May 14, 2014
New York--The 2014 World Silver Survey shows that demand for silver jewelry continued to be strong last year while the metal’s average per-ounce price hit its third highest level on record.
According to the survey, released Tuesday by The Silver Institute, global demand for silver jewelry climbed from 181.4 million ounces in 2012 to 198.8 million ounces in 2013, a 10 percent increase. The survey noted an “improved economic outlook in the industrialized world,” which lifted consumer confidence and, consequently, retail sales.
Total physical demand for silver hit an all-time high in 2013, reaching 1.08 billion ounces, up from 954.4 million in 2013.
While retail investment in bars and coins is cited as the primary driver for demand growth, rising 76 percent year-over-year, the survey noted that a “sturdy recovery” in jewelry and silverware fabrication also contributed.
The per-ounce price of silver averaged $23.79 over the course of the year, which is its third highest nominal average price on record.
On the supply side, the world’s total supply of silver slipped from 1.01 billion ounces to 978.1 million ounces year-over-year.
Silver mine production grew by 3 percent, from 792.3 to 819.6 million ounces while scrap as a form of supply fell by 24 percent, hitting its lowest level since 2001, and net government sales dipped slightly.
The GFMS team at Thomson Reuters independently researched and compiled the 2014 edition of the World Silver Survey. A total of 22 companies and organizations from North America, South America, Europe and Asia involved in most aspects of the silver industry sponsored it.

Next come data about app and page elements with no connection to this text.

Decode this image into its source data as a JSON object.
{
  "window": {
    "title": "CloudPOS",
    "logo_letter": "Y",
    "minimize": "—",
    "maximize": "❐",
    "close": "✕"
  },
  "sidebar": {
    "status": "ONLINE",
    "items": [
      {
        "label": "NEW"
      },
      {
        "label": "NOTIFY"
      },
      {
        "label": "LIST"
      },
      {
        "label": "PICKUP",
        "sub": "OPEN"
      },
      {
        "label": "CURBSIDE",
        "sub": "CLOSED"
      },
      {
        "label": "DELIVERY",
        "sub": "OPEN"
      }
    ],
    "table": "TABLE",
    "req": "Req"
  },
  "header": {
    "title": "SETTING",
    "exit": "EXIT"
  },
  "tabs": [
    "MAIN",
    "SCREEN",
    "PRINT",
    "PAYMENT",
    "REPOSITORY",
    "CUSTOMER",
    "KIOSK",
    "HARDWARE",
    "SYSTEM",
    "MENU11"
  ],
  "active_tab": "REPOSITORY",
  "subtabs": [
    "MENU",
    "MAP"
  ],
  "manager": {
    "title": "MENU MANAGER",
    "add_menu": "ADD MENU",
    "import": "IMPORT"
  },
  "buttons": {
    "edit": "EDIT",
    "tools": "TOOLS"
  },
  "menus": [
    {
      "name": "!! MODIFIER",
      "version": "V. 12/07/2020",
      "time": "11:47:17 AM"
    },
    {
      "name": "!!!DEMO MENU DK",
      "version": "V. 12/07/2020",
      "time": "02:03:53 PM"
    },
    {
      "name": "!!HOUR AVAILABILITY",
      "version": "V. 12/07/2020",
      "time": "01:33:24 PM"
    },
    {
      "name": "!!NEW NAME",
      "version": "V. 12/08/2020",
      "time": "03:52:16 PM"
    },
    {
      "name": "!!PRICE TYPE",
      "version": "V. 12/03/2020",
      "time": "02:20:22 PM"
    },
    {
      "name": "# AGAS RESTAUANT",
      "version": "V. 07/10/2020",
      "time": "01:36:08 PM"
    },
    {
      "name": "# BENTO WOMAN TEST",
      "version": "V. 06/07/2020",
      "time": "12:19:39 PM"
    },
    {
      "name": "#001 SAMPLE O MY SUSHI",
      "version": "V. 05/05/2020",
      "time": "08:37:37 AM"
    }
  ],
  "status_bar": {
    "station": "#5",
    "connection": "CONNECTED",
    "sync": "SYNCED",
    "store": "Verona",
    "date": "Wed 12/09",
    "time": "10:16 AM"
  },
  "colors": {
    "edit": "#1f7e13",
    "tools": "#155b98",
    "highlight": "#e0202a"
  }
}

The Silver Institute, an international industry association comprised of silver producers, refiners, manufacturers and dealers founded in 1971, has published the World Silver Survey since 1990.